There was a crack in the porcelain but it was so perfectly broken that to an uninformed eye you would not notice. Only when you touched it, when you tried to hold it, would it fall apart. Only then you could see where it had been broken. You just might not know why, and sometimes the why was answered when it already was too late to be fixed.
The mug sat in the middle of the room on a white pillar. An artifact they called them now. This classification was given when you touched something of an object and it killed you or you almost died.
The newspapers had headlined like, OBJECTS AT LARGE or HOW YOUR TEAPOT COULD KILL YOU. It hadn’t happened to Alisha but her arms grew stiff with every talk of news.
She had a classmate, Paul, who picked up a jar of apricot jam and just died. The rumors say their body breaks and crumbles rapidly starting from the point of contact, and that it spreads through the whole body.
In the early days, when it was all whispers, Alisha’s dad had joked that he ought to send his old classmate an old bike handle. That was before we knew the rumors were true and more and more kept dying. Scientists had the objects locked in glass cases where they studied them for hours, none could decipher the cause.
All we knew was that once you touched it, you could be dead. In the case of one of the Fredrick boys, when his mother touched the object that killed him, she was fine. A secondary touch was deemed safe but that was not advised. Or at least that’s what they said in this museum. Don not touch was printed in almost every language but cat.
I looked at the mug on the pillar, placed in a glass case, and wondered at the title, artifact 54Dr7. It was when I titled my head that I noticed the latch on the glass edge sticking out ever so slightly.

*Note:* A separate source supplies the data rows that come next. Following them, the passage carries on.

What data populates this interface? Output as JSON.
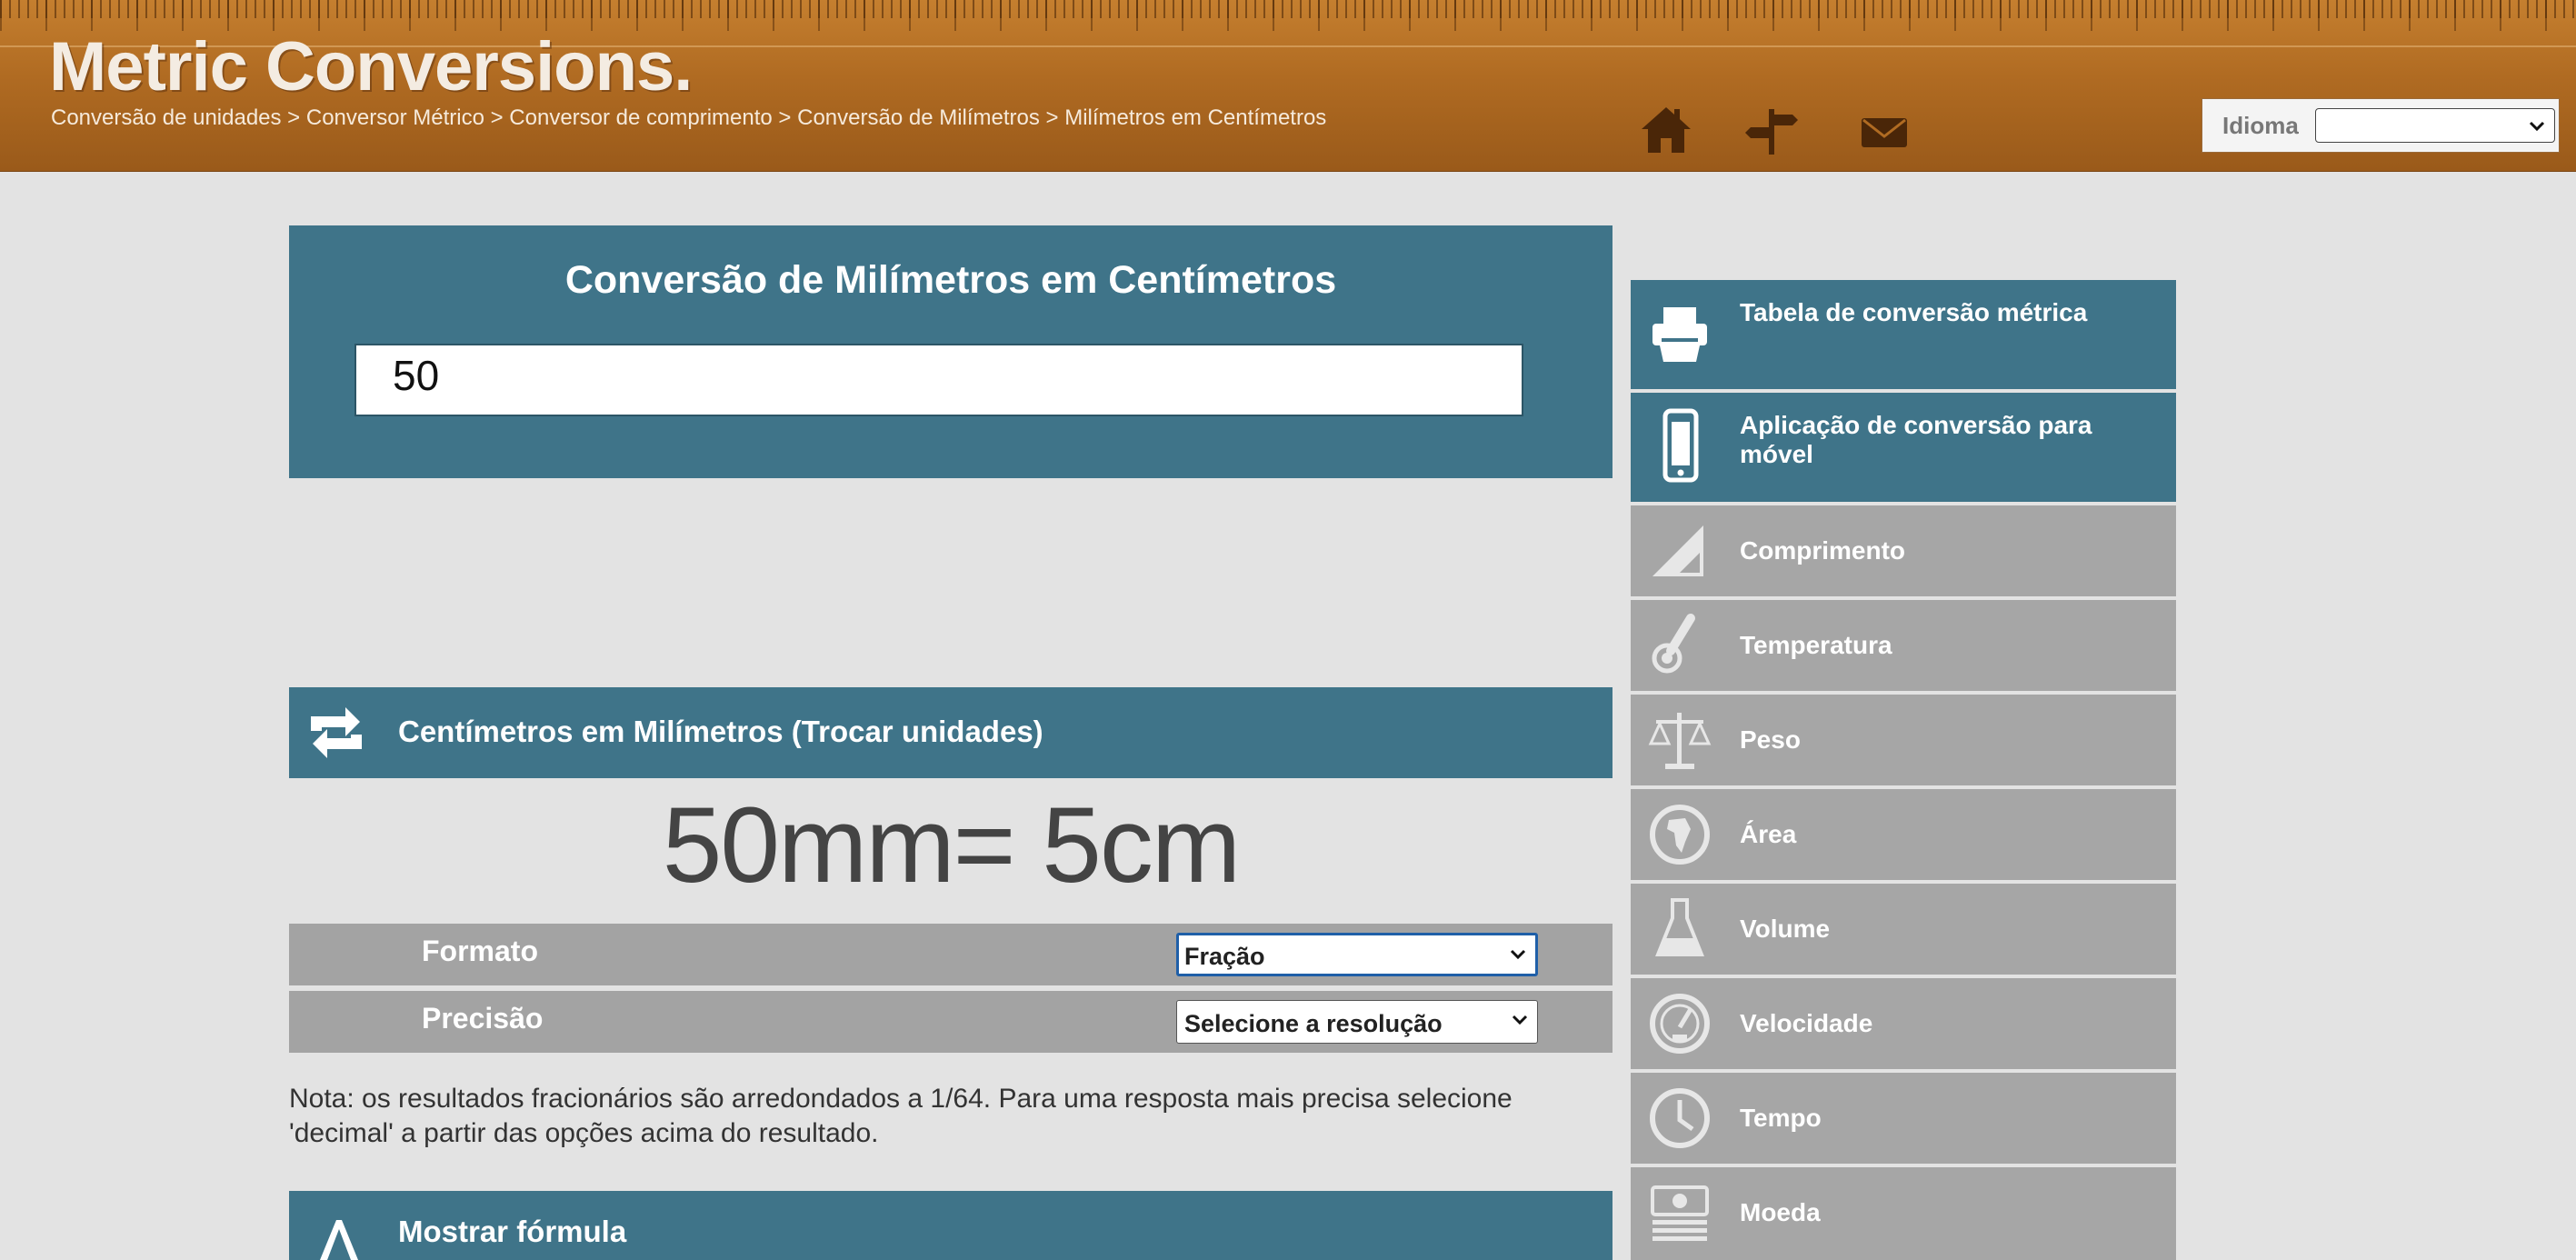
{
  "header": {
    "logo": "Metric Conversions.",
    "breadcrumb": [
      "Conversão de unidades",
      "Conversor Métrico",
      "Conversor de comprimento",
      "Conversão de Milímetros",
      "Milímetros em Centímetros"
    ],
    "breadcrumb_separator": " > ",
    "icons": [
      "home-icon",
      "signpost-icon",
      "envelope-icon"
    ],
    "language_label": "Idioma",
    "language_value": ""
  },
  "converter": {
    "title": "Conversão de Milímetros em Centímetros",
    "input_value": "50"
  },
  "swap": {
    "label": "Centímetros em Milímetros (Trocar unidades)"
  },
  "result": "50mm= 5cm",
  "options": {
    "format_label": "Formato",
    "format_value": "Fração",
    "precision_label": "Precisão",
    "precision_value": "Selecione a resolução"
  },
  "note": "Nota: os resultados fracionários são arredondados a 1/64. Para uma resposta mais precisa selecione 'decimal' a partir das opções acima do resultado.",
  "formula": {
    "label": "Mostrar fórmula"
  },
  "sidebar": {
    "items": [
      {
        "label": "Tabela de conversão métrica",
        "icon": "printer-icon",
        "style": "blue"
      },
      {
        "label": "Aplicação de conversão para móvel",
        "icon": "mobile-phone-icon",
        "style": "blue"
      },
      {
        "label": "Comprimento",
        "icon": "ruler-triangle-icon",
        "style": "gray"
      },
      {
        "label": "Temperatura",
        "icon": "thermometer-icon",
        "style": "gray"
      },
      {
        "label": "Peso",
        "icon": "scales-icon",
        "style": "gray"
      },
      {
        "label": "Área",
        "icon": "globe-africa-icon",
        "style": "gray"
      },
      {
        "label": "Volume",
        "icon": "flask-icon",
        "style": "gray"
      },
      {
        "label": "Velocidade",
        "icon": "speedometer-icon",
        "style": "gray"
      },
      {
        "label": "Tempo",
        "icon": "clock-icon",
        "style": "gray"
      },
      {
        "label": "Moeda",
        "icon": "banknotes-icon",
        "style": "gray"
      }
    ]
  },
  "colors": {
    "header_brown": "#b06b22",
    "panel_teal": "#3f7489",
    "panel_gray": "#a6a6a6",
    "background": "#e3e3e3"
  }
}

Keep your hands to yourself, I thought, but they weren’t my words, they were my mother’s. I heard the security man’s walkie-talkie speak. He turned to tell a student to move further back from the protective rope. I never knew why they made this into a museum. Mum said it was to answer people’s questions. That didn’t make sense to me either.
I used the edge of my fingernail to clip the latch further open. I reached in and touched the porcelain surface. It was smooth. In a second it broke apart as it’s cracked were pressed on. I felt sorry but relieved, and then everything started to happen really fast.

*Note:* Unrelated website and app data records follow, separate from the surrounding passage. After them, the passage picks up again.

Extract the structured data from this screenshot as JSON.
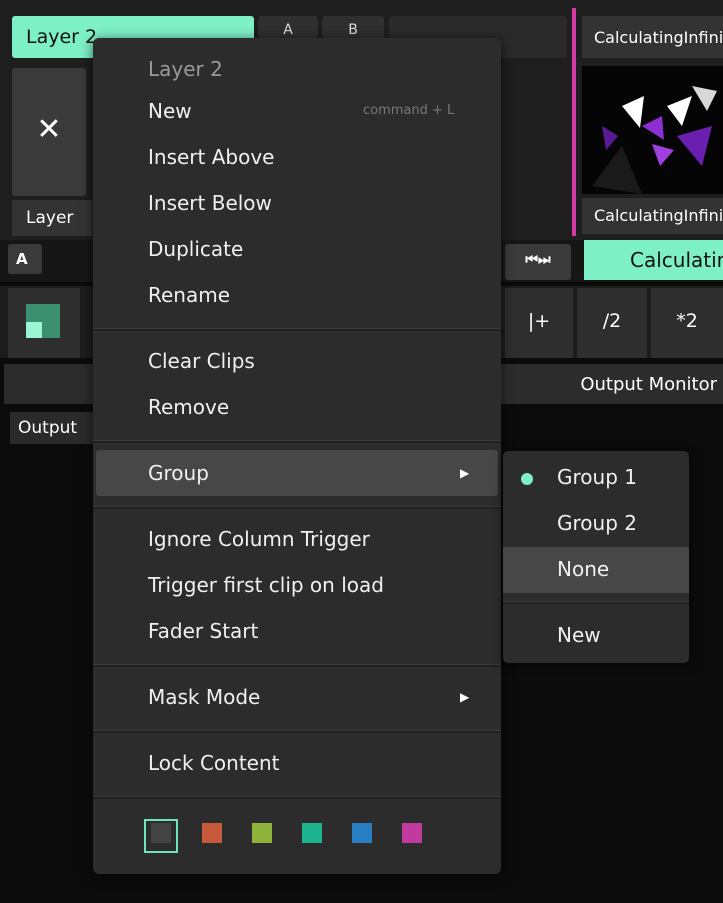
{
  "background": {
    "layer_tab": "Layer 2",
    "tab_a": "A",
    "tab_b": "B",
    "clip_name_top": "CalculatingInfinity",
    "clip_name_bottom": "CalculatingInfinity",
    "close_symbol": "✕",
    "layer_label": "Layer",
    "deck_label": "A",
    "transport_symbol": "⏮⏭",
    "calc_button": "Calculating",
    "controls": [
      "|+",
      "/2",
      "*2"
    ],
    "output_monitor": "Output Monitor",
    "output_label": "Output"
  },
  "menu": {
    "title": "Layer 2",
    "items": {
      "new": "New",
      "new_shortcut": "command + L",
      "insert_above": "Insert Above",
      "insert_below": "Insert Below",
      "duplicate": "Duplicate",
      "rename": "Rename",
      "clear_clips": "Clear Clips",
      "remove": "Remove",
      "group": "Group",
      "ignore_column_trigger": "Ignore Column Trigger",
      "trigger_first_clip": "Trigger first clip on load",
      "fader_start": "Fader Start",
      "mask_mode": "Mask Mode",
      "lock_content": "Lock Content"
    },
    "submenu_arrow": "▶",
    "colors": [
      "#444444",
      "#c75a3a",
      "#8fb33a",
      "#1db38f",
      "#2a7fc4",
      "#c03aa0"
    ],
    "selected_color_index": 0
  },
  "submenu": {
    "items": [
      "Group 1",
      "Group 2",
      "None",
      "New"
    ],
    "checked_item": "Group 1",
    "highlighted_item": "None"
  },
  "accent_color": "#7ef0c8"
}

My heart pounded in my throat, my fingertips felt numb and dry, I heard someone shout, the marble floor collided with my face, cold shivers ran down my spine, my dad’s face, a push, I took a breath.
June 22, 4055, THE SECOND TOUCH KILLS: SECOND RULING AMENDED.
And the why; why did this happen? Why was it broken? Why was my daughter dead? In a world full of new technology breakthroughs, these questions were still was left unanswered.
~ Written by Stephanie Kentepozidis